Sharon, how long have you been writing?
About five years. One year part-time, then I lost my job and began to write full-time. I devoured every morsel of information about the craft, took tons of on-line classes and wrote every single day (maybe a few days off but not many). For me, writing is more than a vocation…it’s an obsession!
What inspired your current book?
I wanted to write a woman’s story, one with some romance and a bit of intrigue, for females over the age of thirty-five. I love any story with romance, but I often find the youngish heroines in many books are not relatable or even realistic to my age group. These characters came to me almost immediately. Some of the issues faced by the main character in her past — alcoholism and suicide — are things I’ve dealt with in my own life. Everything seemed to fit.
Do you write with music going in the background? What are some of your favorite types/bands?

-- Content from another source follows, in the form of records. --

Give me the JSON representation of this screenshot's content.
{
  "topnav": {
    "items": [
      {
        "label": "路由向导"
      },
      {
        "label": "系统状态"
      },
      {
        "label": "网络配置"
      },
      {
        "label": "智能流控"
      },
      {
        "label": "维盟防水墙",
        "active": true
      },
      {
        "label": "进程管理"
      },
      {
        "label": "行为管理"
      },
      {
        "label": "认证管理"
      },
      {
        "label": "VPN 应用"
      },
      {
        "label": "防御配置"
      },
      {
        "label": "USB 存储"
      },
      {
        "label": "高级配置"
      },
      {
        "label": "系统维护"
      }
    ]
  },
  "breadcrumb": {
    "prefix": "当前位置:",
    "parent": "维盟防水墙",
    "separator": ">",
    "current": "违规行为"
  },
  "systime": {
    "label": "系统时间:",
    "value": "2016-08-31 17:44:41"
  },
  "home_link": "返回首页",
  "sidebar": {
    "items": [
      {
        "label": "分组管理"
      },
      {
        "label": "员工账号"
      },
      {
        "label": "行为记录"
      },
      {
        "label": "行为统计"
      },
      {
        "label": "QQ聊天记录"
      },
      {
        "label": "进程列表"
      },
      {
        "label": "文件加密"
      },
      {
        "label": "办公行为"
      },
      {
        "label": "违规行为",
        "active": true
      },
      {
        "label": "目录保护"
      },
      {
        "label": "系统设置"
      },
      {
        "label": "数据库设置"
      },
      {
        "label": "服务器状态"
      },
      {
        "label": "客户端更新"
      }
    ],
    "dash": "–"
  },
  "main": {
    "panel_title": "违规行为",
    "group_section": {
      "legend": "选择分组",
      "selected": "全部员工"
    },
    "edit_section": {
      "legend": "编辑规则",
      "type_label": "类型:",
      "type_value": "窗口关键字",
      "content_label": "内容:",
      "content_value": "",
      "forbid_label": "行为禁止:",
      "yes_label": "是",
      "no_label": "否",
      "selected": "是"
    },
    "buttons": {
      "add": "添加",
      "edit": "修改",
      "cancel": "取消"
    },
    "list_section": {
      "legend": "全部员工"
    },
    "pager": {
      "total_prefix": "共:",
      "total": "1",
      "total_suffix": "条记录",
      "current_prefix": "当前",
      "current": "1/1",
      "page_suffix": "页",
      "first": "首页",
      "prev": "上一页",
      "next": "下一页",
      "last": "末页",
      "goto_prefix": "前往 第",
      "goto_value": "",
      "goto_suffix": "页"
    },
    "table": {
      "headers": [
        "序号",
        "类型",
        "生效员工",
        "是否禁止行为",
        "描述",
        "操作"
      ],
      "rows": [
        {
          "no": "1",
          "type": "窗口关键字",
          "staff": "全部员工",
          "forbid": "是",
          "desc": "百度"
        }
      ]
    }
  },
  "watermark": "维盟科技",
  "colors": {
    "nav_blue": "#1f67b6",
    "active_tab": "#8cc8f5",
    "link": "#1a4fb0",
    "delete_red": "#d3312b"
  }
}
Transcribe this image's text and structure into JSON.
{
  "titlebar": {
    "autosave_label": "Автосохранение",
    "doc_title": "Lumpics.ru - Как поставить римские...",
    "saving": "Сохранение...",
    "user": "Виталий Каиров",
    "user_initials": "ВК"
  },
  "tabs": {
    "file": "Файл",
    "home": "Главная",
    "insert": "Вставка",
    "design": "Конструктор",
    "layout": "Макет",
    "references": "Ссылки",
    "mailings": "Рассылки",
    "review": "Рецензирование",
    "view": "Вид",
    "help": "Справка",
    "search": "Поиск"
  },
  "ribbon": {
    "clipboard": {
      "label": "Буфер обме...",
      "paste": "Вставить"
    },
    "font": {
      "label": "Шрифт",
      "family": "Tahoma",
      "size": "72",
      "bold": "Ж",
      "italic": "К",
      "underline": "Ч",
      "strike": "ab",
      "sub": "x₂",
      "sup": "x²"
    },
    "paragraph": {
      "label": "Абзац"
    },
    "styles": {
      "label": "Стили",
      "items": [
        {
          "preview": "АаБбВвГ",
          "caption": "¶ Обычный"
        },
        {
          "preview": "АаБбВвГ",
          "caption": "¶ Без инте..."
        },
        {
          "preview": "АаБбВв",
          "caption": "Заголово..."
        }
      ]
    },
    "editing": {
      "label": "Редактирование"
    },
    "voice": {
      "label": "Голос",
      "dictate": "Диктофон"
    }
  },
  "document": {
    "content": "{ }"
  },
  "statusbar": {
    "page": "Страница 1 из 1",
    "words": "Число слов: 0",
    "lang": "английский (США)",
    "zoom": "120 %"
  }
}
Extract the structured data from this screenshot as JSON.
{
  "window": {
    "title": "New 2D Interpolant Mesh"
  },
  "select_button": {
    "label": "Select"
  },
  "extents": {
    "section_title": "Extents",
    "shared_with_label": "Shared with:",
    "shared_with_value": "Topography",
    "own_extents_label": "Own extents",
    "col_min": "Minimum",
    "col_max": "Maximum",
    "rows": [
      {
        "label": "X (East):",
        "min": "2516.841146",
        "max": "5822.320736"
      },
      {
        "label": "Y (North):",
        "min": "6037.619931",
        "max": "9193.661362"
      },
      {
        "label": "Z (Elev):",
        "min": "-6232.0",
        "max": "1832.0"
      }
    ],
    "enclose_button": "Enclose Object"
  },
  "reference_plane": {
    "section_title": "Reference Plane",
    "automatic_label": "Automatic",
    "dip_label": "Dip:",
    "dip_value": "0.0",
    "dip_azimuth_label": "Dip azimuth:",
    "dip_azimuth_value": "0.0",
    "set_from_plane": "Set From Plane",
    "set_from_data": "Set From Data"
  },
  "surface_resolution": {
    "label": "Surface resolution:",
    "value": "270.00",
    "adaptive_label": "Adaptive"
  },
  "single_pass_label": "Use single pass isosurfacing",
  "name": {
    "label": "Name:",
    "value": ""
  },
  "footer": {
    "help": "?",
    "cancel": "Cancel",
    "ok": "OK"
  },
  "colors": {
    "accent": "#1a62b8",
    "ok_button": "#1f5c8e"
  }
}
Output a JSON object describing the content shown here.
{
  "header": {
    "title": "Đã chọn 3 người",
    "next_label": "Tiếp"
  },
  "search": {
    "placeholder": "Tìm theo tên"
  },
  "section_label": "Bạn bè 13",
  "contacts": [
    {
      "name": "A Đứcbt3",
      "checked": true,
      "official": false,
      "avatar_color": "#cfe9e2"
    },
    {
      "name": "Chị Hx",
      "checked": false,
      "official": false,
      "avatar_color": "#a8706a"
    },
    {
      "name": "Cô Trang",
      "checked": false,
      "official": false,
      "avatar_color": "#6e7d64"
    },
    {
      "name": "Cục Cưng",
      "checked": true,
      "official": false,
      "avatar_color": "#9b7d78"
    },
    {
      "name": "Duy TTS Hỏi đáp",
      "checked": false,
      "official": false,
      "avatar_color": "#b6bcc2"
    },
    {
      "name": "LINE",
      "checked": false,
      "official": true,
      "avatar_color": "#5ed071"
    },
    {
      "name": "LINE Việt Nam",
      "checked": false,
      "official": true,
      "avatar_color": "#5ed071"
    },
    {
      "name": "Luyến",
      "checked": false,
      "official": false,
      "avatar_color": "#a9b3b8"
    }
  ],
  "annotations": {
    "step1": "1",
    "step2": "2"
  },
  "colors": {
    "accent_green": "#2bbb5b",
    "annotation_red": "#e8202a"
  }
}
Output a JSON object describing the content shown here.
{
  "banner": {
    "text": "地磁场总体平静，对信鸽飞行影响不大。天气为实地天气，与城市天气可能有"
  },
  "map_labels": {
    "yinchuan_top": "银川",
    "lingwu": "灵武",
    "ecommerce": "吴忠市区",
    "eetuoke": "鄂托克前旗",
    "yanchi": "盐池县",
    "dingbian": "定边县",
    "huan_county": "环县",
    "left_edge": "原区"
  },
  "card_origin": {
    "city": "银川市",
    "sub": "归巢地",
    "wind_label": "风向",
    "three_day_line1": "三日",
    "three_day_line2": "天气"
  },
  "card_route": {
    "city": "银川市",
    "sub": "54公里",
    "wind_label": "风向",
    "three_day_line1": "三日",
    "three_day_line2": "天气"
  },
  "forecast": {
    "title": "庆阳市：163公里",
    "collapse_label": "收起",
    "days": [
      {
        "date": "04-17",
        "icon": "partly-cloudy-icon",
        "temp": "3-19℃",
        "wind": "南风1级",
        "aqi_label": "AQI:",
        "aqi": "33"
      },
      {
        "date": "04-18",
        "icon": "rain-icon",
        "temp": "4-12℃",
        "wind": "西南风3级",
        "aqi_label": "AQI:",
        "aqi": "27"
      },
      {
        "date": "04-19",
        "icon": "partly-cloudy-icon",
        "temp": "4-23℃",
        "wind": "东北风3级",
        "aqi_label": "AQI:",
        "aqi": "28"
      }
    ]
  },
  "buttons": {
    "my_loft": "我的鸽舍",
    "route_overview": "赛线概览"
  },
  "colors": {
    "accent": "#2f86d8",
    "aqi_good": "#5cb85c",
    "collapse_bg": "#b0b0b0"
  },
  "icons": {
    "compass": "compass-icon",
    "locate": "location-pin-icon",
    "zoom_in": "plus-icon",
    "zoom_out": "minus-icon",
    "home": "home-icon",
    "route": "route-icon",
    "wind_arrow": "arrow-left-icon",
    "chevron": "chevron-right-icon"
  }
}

Never! I couldn’t concentrate. I was like that when I had to study in college, too.
Name one person, living or dead, you'd most like to meet.
Abraham Lincoln. I enjoy history and the more I learn about him, I see his strong character and ability as a politician. With many people against him, he stood his ground on the issue of slavery. It took some true courage to stand up and fight in light of the opposition back then.
What is your favorite book genre? Who are your favorite authors?
I love Jodi Piccoult’s style because she knows how to make a reader step right into a character’s world and feel familiar. I read Jennifer Weiner’s stories because she always makes me laugh. I love Harlan Coben because he sure knows how to write a fabulous mystery and his Myron Boliter character always cracks me up.
Do you have a favorite character from your books? Who is it and why?
In The Hourglass, it’s CJ Morrison. On the surface, CJ can come across as arrogant and even a little gruff...unless he chooses not to. Yet deeper forces drive him. He’s really a pussycat when you get to know him. I believe that the surface view of people isn’t what they are really all about. Look deep within a person who might not seem nice or seems angry; you may learn they are that way for a reason.
- Favorite food? Cheese. Almost any kind will do.
- Favorite color? Rich red.
- Favorite animal? Dogs. I have two.
- Biggest pet peeve? Slow drivers
- Dream car? A 1966 convertible mustang.
Discover more about Sharon Struth here:
Blogs at "Life in the Middle Ages”
Facebook Author Page
Sharon will be awarding a $25 Amazon GC to two randomly drawn commenters during the tour. Be sure to follow the tour and comment in order to better your chances of winning. The tour dates can be found here.